By David L Gillespie
Varicose veins are a common condition affecting more than 25 million people in the United States. While the genetic basis of varicose veins remains to be elucidated, it is clear they can arise in young individuals with no predisposing risk factors. This suggests inborn genetic traits play a key role in the development of abnormal veins. Moreover, it is also likely that genetic variation, persistent ambulatory venous hypertension and chronic inflammation influence the development of chronic venous disease.
The incidence of varicose veins increases with age. Up to 80% of varicose veins result from primary valvular incompetence with the remaining resulting from the post-thrombotic syndrome. Primary varicose veins have an annual incidence of 2.6% in women and 1.9% in men with a prevalence of 25%–33% in Western female subjects.
Varicose veins have altered collagen content. Matrix metalloproteinases such as collagenases, gelatinases and stromelysins have been implicated in regulating this process. Recent studies by Rafetto et al have shown prolonged increases in vein wall tension from increase matrix metalloproteinase expression and decrease constriction in the venous wall.This is hypothesized to lead to overall venous dilation and subsequent varicose vein formation.
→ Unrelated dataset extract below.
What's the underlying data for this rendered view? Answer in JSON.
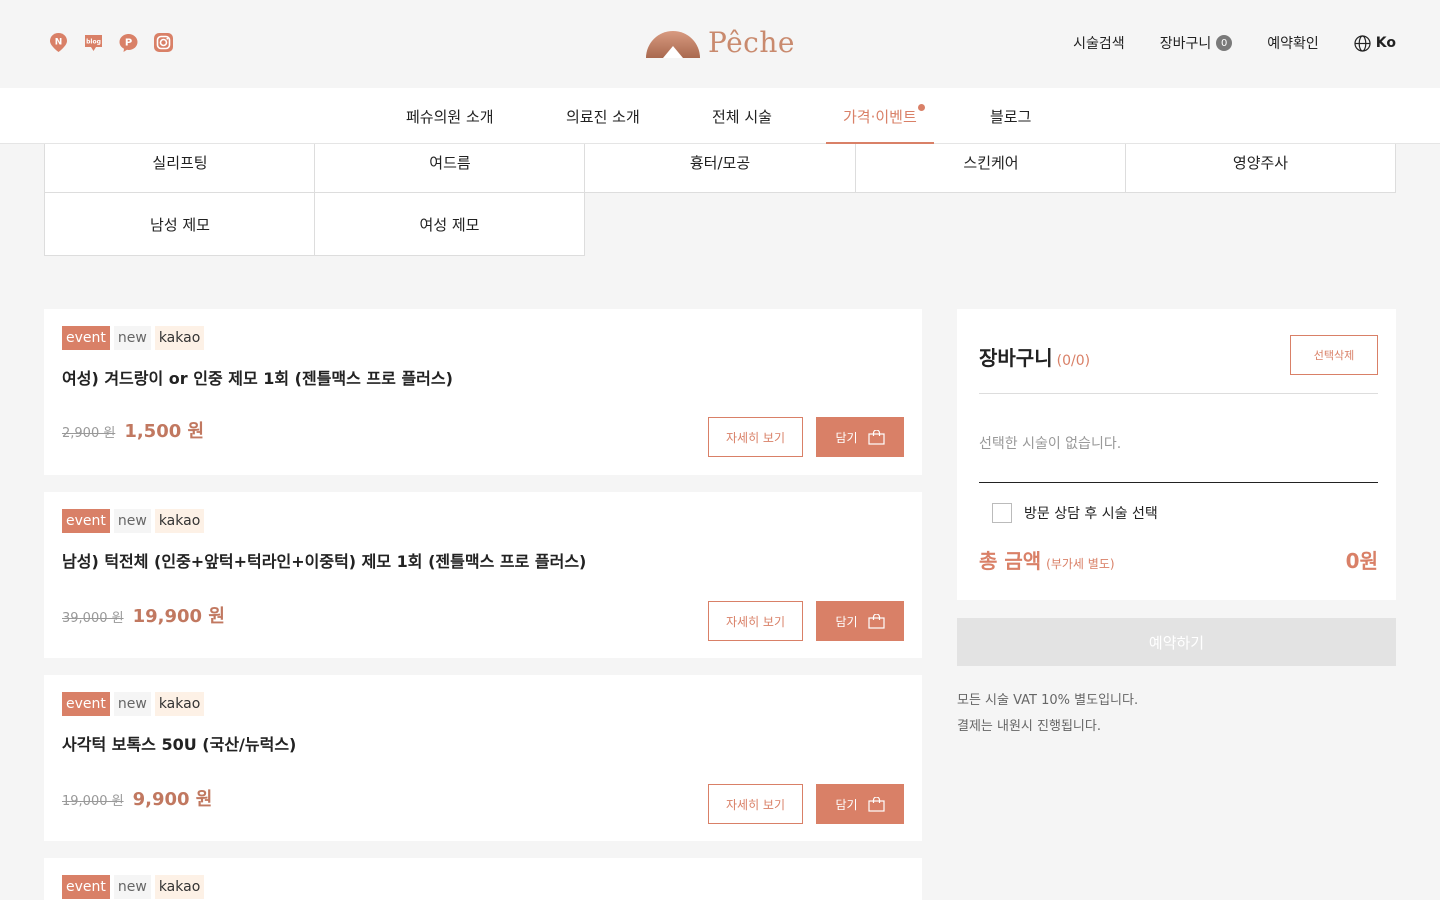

There have been several reports of familial clustering in patients with varicose veins. In 1969, research by Hauge and Gundersen concluded that the inheritance of varicose veins is likely to be multifactorial. Matousek and Prerovsky in 1974, estimated up to 50% of patients with varicose veins had some genetic linkage. In 1997, Serra et al found that varicose vein formation in a small subset of patients was genetically linked to a mutation in the FOXC2 gene. In this group of patients with lymphoedema-distichiasis syndrome; varicose veins were noted to have both early onset and increased prevalence compared with general population. Up to 49% of these patients had varicose veins with age of onset between 7 and 28 years. These data suggest a possible developmental role for FOXC2 in both venous and lymphatic systems. This is the first gene that has been implicated in the etiology of varicose veins.
Another biomarker associated with varicose vein development is the NOTCH3 gene. This gene is mutated in patients with cerebral autosomal-dominant arteriopathy with subcortical infarcts and leukoencephalopathy (CADASIL) syndrome. CADASIL results from mutations in the NOTCH3 gene, a receptor for several membrane-bound ligands that play a central role in development. Other reports have found associations between varicose veins and mutations in the thrombomodulin promoter gene, the NDP gene and the TGF-β receptor–2 gene.
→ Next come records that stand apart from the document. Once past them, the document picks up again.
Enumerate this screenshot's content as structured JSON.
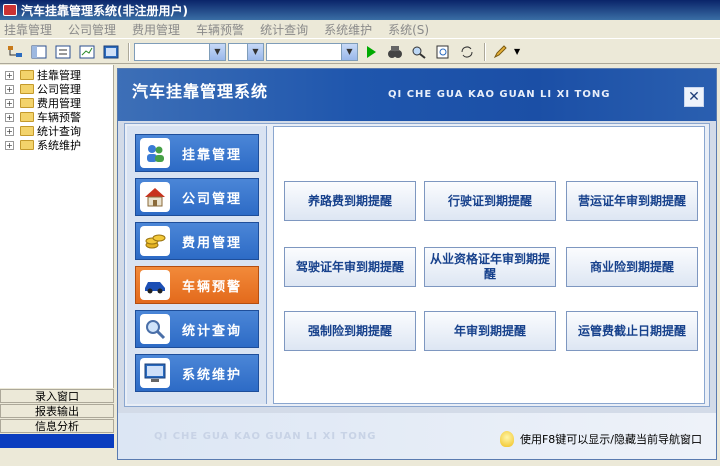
{
  "window": {
    "title": "汽车挂靠管理系统(非注册用户)"
  },
  "menu": [
    "挂靠管理",
    "公司管理",
    "费用管理",
    "车辆预警",
    "统计查询",
    "系统维护",
    "系统(S)"
  ],
  "tree": [
    "挂靠管理",
    "公司管理",
    "费用管理",
    "车辆预警",
    "统计查询",
    "系统维护"
  ],
  "bottom_tabs": [
    "录入窗口",
    "报表输出",
    "信息分析",
    ""
  ],
  "banner": {
    "title": "汽车挂靠管理系统",
    "subtitle": "QI CHE GUA KAO GUAN LI XI TONG"
  },
  "nav": [
    {
      "label": "挂靠管理",
      "icon": "people-icon"
    },
    {
      "label": "公司管理",
      "icon": "house-icon"
    },
    {
      "label": "费用管理",
      "icon": "coins-icon"
    },
    {
      "label": "车辆预警",
      "icon": "car-icon",
      "active": true
    },
    {
      "label": "统计查询",
      "icon": "magnifier-icon"
    },
    {
      "label": "系统维护",
      "icon": "monitor-icon"
    }
  ],
  "reminders": [
    "养路费到期提醒",
    "行驶证到期提醒",
    "营运证年审到期提醒",
    "驾驶证年审到期提醒",
    "从业资格证年审到期提醒",
    "商业险到期提醒",
    "强制险到期提醒",
    "年审到期提醒",
    "运管费截止日期提醒"
  ],
  "footer": {
    "subtitle": "QI CHE GUA KAO GUAN LI XI TONG",
    "tip": "使用F8键可以显示/隐藏当前导航窗口"
  },
  "colors": {
    "accent": "#1f56ad",
    "active": "#e36a1c"
  }
}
In conclusion the pathogenesis of varicose veins remains poorly understood. In the past decade, there has been a shift from initial theories that were based on purely mechanical factors to now hypotheses focusing on complex molecular and histopathologic alterations in the vessel wall. There is clearly a genetic component to venous disease leading to histologic and molecular alterations. The degree of clinical severity is compounded by lifestyle and other demographic factors on top of this. Genetic screening and gene-targeted therapy could eventually play a role in the clinical management of varicose veins in the future. This would be an especially important breakthrough in our efforts to eradicate chronic venous ulceration and its sequelae.
David L Gillespie is professor of Surgery and chief Division of Vascular Surgery at the University of Rochester School of Medicine and Dentistry, Rochester, USA.